WHAT YOU HAVE TO DO: Scan the material below, then work out how many of its lines contain the word "JSON"; reply with that number only.

(Beginning of EXTRACTED DATA)

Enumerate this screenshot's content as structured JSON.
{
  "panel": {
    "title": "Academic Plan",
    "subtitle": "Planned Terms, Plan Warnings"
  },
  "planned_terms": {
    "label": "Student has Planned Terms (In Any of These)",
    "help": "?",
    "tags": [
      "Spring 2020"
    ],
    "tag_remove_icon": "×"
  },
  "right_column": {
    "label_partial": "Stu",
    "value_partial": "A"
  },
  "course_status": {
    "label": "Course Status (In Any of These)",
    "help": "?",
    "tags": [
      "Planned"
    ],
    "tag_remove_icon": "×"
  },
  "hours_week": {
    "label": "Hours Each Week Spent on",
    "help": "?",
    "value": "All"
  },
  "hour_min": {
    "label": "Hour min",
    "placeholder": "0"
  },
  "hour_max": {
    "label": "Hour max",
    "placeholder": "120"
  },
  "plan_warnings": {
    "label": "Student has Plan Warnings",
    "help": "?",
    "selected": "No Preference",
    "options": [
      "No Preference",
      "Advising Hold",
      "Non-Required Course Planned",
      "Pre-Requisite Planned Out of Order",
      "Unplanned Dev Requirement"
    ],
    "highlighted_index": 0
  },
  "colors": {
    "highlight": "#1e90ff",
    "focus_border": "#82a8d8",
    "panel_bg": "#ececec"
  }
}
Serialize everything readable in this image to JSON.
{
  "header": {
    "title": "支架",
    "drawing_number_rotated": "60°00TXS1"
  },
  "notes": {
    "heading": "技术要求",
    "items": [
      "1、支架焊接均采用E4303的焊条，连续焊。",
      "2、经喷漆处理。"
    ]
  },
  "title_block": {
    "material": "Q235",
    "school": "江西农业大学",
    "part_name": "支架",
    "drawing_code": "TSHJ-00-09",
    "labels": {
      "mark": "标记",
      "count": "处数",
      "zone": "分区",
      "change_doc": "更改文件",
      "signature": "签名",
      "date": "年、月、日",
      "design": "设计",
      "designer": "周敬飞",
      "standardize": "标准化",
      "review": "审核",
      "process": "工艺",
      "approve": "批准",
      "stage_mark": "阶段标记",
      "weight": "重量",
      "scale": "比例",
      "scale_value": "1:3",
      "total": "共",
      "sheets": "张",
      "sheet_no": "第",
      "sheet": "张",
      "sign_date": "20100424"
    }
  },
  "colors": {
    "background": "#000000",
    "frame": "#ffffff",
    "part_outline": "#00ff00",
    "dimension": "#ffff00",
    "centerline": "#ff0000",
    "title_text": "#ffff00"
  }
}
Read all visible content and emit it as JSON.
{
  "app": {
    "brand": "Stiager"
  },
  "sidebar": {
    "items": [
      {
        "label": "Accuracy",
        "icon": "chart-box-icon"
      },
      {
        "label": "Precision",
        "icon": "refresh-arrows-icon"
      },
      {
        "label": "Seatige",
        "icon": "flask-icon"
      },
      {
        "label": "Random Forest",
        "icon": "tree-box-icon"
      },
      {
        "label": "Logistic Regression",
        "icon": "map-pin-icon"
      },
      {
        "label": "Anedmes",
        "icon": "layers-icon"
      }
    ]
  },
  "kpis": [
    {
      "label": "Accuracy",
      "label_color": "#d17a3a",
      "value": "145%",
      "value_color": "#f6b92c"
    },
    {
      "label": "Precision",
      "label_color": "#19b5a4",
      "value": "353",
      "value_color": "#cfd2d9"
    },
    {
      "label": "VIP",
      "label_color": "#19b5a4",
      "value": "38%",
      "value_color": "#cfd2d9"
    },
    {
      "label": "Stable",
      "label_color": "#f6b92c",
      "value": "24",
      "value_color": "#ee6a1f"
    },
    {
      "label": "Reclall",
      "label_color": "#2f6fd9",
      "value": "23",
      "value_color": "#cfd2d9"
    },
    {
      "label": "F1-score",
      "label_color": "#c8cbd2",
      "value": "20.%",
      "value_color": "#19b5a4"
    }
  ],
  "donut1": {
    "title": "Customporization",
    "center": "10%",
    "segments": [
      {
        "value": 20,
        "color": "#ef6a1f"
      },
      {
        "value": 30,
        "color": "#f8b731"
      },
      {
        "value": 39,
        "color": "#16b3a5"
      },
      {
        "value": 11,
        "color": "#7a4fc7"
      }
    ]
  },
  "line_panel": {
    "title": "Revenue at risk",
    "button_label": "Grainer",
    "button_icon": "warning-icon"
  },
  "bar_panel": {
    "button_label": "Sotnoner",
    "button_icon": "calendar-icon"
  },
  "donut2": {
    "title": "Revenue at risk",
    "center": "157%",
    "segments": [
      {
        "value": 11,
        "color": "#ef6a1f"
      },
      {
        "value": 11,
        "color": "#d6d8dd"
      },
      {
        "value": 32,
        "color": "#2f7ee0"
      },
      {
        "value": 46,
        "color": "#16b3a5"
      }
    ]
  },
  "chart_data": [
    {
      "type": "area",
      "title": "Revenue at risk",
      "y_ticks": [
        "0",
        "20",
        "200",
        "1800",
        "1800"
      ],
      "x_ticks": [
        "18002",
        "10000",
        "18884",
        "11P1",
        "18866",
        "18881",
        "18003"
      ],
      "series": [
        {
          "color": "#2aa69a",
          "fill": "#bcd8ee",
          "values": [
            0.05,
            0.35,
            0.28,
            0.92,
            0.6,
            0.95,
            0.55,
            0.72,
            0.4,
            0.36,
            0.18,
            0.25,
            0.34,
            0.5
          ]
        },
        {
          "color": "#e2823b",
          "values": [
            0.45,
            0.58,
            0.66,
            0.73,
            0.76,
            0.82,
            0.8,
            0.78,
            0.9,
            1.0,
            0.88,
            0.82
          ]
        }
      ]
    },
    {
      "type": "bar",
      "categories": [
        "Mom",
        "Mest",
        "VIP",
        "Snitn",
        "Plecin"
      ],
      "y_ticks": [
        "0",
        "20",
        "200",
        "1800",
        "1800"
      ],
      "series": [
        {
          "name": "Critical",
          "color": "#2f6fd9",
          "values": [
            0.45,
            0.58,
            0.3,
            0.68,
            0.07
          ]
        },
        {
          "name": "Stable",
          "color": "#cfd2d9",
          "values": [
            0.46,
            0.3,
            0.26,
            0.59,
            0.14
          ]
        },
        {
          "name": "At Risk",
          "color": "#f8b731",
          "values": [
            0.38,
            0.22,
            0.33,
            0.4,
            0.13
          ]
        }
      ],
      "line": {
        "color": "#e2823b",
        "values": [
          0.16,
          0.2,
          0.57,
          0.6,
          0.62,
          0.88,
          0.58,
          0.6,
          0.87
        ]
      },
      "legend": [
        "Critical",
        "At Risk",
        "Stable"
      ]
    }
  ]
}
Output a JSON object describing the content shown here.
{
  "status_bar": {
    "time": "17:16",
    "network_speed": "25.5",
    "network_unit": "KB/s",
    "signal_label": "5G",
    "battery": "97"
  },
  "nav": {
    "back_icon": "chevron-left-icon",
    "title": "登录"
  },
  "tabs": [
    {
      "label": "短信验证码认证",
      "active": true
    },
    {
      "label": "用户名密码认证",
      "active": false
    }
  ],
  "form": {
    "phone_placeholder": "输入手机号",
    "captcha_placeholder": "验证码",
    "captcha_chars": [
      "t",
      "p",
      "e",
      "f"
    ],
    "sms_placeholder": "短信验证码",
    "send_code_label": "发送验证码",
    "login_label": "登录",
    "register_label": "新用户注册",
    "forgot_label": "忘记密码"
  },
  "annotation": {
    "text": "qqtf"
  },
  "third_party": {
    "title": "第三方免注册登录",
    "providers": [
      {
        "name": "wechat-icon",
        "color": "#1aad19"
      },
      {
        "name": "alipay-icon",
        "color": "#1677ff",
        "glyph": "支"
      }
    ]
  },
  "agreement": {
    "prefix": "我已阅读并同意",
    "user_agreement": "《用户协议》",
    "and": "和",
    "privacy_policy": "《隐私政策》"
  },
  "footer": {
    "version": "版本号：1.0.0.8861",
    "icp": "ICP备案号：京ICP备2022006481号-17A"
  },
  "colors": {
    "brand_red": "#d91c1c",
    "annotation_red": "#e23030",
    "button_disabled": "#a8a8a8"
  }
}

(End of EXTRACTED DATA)

ANSWER BOX: 4